(Beginning of Material to process)

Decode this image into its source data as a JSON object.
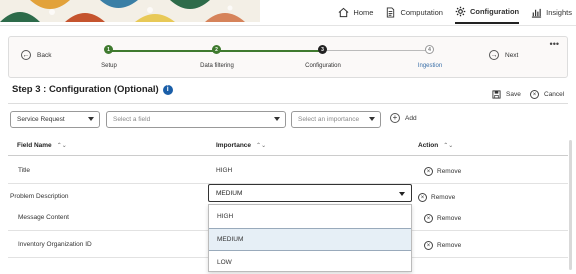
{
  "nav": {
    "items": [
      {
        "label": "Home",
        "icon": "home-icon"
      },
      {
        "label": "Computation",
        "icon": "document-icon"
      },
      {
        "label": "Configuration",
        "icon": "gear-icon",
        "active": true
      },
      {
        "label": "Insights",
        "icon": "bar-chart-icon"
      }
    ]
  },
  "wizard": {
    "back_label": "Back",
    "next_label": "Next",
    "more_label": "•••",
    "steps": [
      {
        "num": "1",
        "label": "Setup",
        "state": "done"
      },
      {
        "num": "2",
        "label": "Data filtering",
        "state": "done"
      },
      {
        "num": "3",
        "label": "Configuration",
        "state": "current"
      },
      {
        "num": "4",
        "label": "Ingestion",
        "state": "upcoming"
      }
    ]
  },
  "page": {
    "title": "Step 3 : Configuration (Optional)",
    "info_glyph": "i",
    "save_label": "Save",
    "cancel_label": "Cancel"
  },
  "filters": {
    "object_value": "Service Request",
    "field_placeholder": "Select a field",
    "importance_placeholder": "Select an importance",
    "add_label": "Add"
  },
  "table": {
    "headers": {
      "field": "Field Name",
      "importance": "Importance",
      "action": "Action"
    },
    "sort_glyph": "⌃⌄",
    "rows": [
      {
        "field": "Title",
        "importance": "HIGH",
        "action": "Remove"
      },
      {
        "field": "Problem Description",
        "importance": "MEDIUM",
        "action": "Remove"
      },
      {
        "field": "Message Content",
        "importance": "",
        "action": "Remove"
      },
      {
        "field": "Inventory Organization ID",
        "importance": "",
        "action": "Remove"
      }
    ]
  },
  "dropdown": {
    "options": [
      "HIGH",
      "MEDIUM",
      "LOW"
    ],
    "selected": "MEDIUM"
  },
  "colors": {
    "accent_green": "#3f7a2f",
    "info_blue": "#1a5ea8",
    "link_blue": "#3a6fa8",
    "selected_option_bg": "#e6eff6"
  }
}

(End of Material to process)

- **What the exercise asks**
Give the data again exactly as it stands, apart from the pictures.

- **Solution below**
Decode this image into its source data as a JSON object.
{
  "nav": {
    "items": [
      {
        "label": "Home",
        "icon": "home-icon"
      },
      {
        "label": "Computation",
        "icon": "document-icon"
      },
      {
        "label": "Configuration",
        "icon": "gear-icon",
        "active": true
      },
      {
        "label": "Insights",
        "icon": "bar-chart-icon"
      }
    ]
  },
  "wizard": {
    "back_label": "Back",
    "next_label": "Next",
    "more_label": "•••",
    "steps": [
      {
        "num": "1",
        "label": "Setup",
        "state": "done"
      },
      {
        "num": "2",
        "label": "Data filtering",
        "state": "done"
      },
      {
        "num": "3",
        "label": "Configuration",
        "state": "current"
      },
      {
        "num": "4",
        "label": "Ingestion",
        "state": "upcoming"
      }
    ]
  },
  "page": {
    "title": "Step 3 : Configuration (Optional)",
    "info_glyph": "i",
    "save_label": "Save",
    "cancel_label": "Cancel"
  },
  "filters": {
    "object_value": "Service Request",
    "field_placeholder": "Select a field",
    "importance_placeholder": "Select an importance",
    "add_label": "Add"
  },
  "table": {
    "headers": {
      "field": "Field Name",
      "importance": "Importance",
      "action": "Action"
    },
    "sort_glyph": "⌃⌄",
    "rows": [
      {
        "field": "Title",
        "importance": "HIGH",
        "action": "Remove"
      },
      {
        "field": "Problem Description",
        "importance": "MEDIUM",
        "action": "Remove"
      },
      {
        "field": "Message Content",
        "importance": "",
        "action": "Remove"
      },
      {
        "field": "Inventory Organization ID",
        "importance": "",
        "action": "Remove"
      }
    ]
  },
  "dropdown": {
    "options": [
      "HIGH",
      "MEDIUM",
      "LOW"
    ],
    "selected": "MEDIUM"
  },
  "colors": {
    "accent_green": "#3f7a2f",
    "info_blue": "#1a5ea8",
    "link_blue": "#3a6fa8",
    "selected_option_bg": "#e6eff6"
  }
}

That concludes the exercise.